‘I've got compassion fatigue,’ announces Steph, plumping down on the bench next to Vera.
‘Sounds serious,’ deadpans Vera. ‘You could get signed off work with that.’
‘Well, I'll be off work soon anyway,’ says Steph, running her hands over her stomach.
‘Mmm. And what's brought on this terrible condition?’
Vera smothers a laugh. Steph shoots a look at her. She often suspects her mother-in-law of mocking her.
‘No, dear. I meant your compassion fatigue.’
Steph launches into a meandering complaint about the multitudes who make unreasonable demands upon her - girls in the office, neighbours, strangers in the street it seems - all drawn towards and depending upon the saintliness of Steph.
‘...and you know me, nothing’s too much trouble. I'd give anyone the shirt off my back – ‘

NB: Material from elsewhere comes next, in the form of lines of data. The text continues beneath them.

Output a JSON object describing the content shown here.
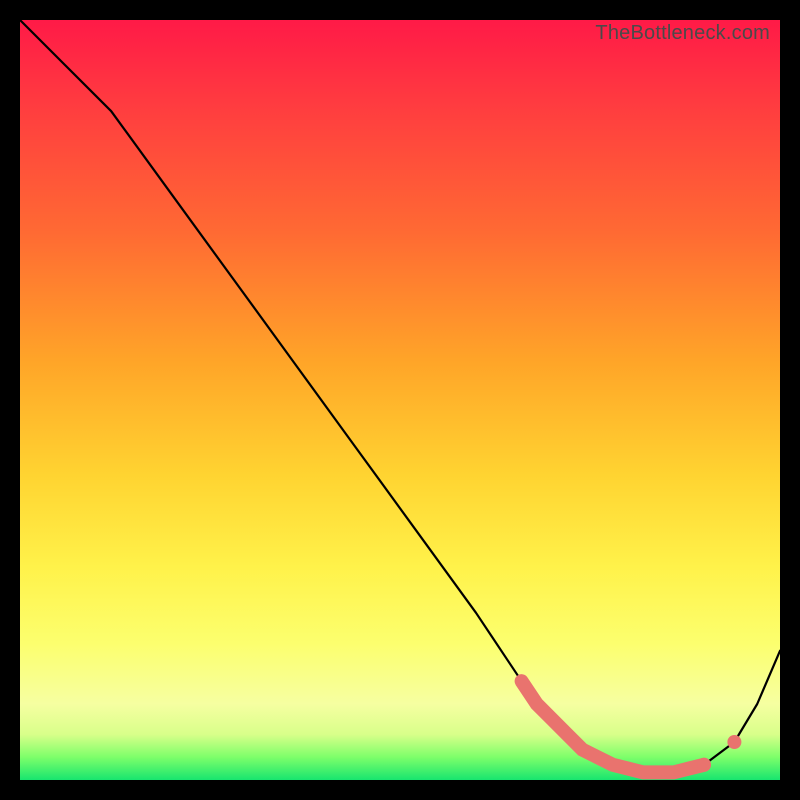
{
  "watermark": "TheBottleneck.com",
  "chart_data": {
    "type": "line",
    "title": "",
    "xlabel": "",
    "ylabel": "",
    "xlim": [
      0,
      100
    ],
    "ylim": [
      0,
      100
    ],
    "grid": false,
    "legend": false,
    "series": [
      {
        "name": "bottleneck-curve",
        "x": [
          0,
          6,
          12,
          20,
          28,
          36,
          44,
          52,
          60,
          66,
          70,
          74,
          78,
          82,
          86,
          90,
          94,
          97,
          100
        ],
        "y": [
          100,
          94,
          88,
          77,
          66,
          55,
          44,
          33,
          22,
          13,
          8,
          4,
          2,
          1,
          1,
          2,
          5,
          10,
          17
        ]
      }
    ],
    "highlight": {
      "name": "sweet-spot-dots",
      "x": [
        66,
        68,
        70,
        72,
        74,
        76,
        78,
        80,
        82,
        84,
        86,
        88,
        90,
        94
      ],
      "y": [
        13,
        10,
        8,
        6,
        4,
        3,
        2,
        1.5,
        1,
        1,
        1,
        1.5,
        2,
        5
      ]
    },
    "colors": {
      "line": "#000000",
      "dots": "#e9736e",
      "gradient_top": "#ff1a47",
      "gradient_mid": "#ffd431",
      "gradient_bottom": "#18e56f"
    }
  }
}
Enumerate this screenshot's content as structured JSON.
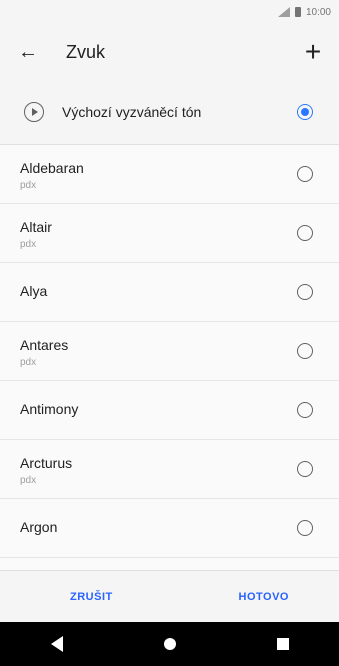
{
  "status": {
    "time": "10:00",
    "signal_icon": "signal-icon",
    "battery_icon": "battery-icon"
  },
  "appbar": {
    "back_icon": "arrow-back-icon",
    "title": "Zvuk",
    "add_icon": "plus-icon"
  },
  "default_ringtone": {
    "label": "Výchozí vyzváněcí tón",
    "selected": true
  },
  "ringtones": [
    {
      "name": "Aldebaran",
      "source": "pdx",
      "selected": false
    },
    {
      "name": "Altair",
      "source": "pdx",
      "selected": false
    },
    {
      "name": "Alya",
      "source": "",
      "selected": false
    },
    {
      "name": "Antares",
      "source": "pdx",
      "selected": false
    },
    {
      "name": "Antimony",
      "source": "",
      "selected": false
    },
    {
      "name": "Arcturus",
      "source": "pdx",
      "selected": false
    },
    {
      "name": "Argon",
      "source": "",
      "selected": false
    }
  ],
  "actions": {
    "cancel": "ZRUŠIT",
    "done": "HOTOVO"
  },
  "colors": {
    "accent": "#2979ff",
    "action_text": "#2962ff",
    "navbar": "#000000"
  }
}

Vera smiles in reply. Today is a good day. She can sit upright, she’s warm, and surrounded by the scent of jasmine. Her son rootles around in the garage while his pregnant wife sits here alongside her on the wrought iron bench, glowing with life - with two lives. The child Steph carries will take the family forwards, into the future. Vera has made peace with the idea of the future. Her son will be there. Her grandchild will be there. Her garden will keep growing even when she cannot tend it.
Today is the longest day - the day that doesn't want to end, and never does quite end. There will still be threads of cobalt and violet in the sky at midnight. Vera plans to stay up late. She doesn't want to miss anything. The youngsters will have gone home by then, carrying the bowls of food and parcels of clothes she’s pressed upon them. She'll have given Steph her old sapphire ring, and it will be too small for Steph's swollen finger, but never mind. They won't understand her generosity - not yet.
Vera feels the sun against her eyelids. Even the birds have fallen quiet in the heat. Only Steph is audible, although Vera isn't really listening. She's never much liked her peaches-and-cream daughter-in-law. Peaches have stone hearts. But, after all, the peach stone begats the peach tree...
Vera's gaze moves over a ragged lawn. Blackbirds fossick among bark chips in the flowerbeds, and a few precious bees circle the roses. White hydrangea blooms will glow when Vera limps around her garden at midnight.
‘...and what about you?’
‘Me?’ Vera is surprised to be asked a question. Steph's normally incurious blue eyes rest upon her.
‘Have you thought about downsizing? I mean, this place – the size of it. Must be hard to maintain.’
Vera has the distinct impression that Steph is calculating the property's square footage. The young family live twenty miles away in a three bed semi which Steph has filled with mirrors and crushed velvet couches.
‘I won’t be leaving for a while,’ says Vera.
'Seems wrong somehow,’ sighs Steph, as though changing the subject. ‘That some people have so much, whereas others...’
‘I know,’ says Vera. ‘Some people have youth, and health, and love.’ She pats the younger woman's hand. ‘The trick is to enjoy your time in the garden. Because it only lasts a moment.’
(c) Josie Turner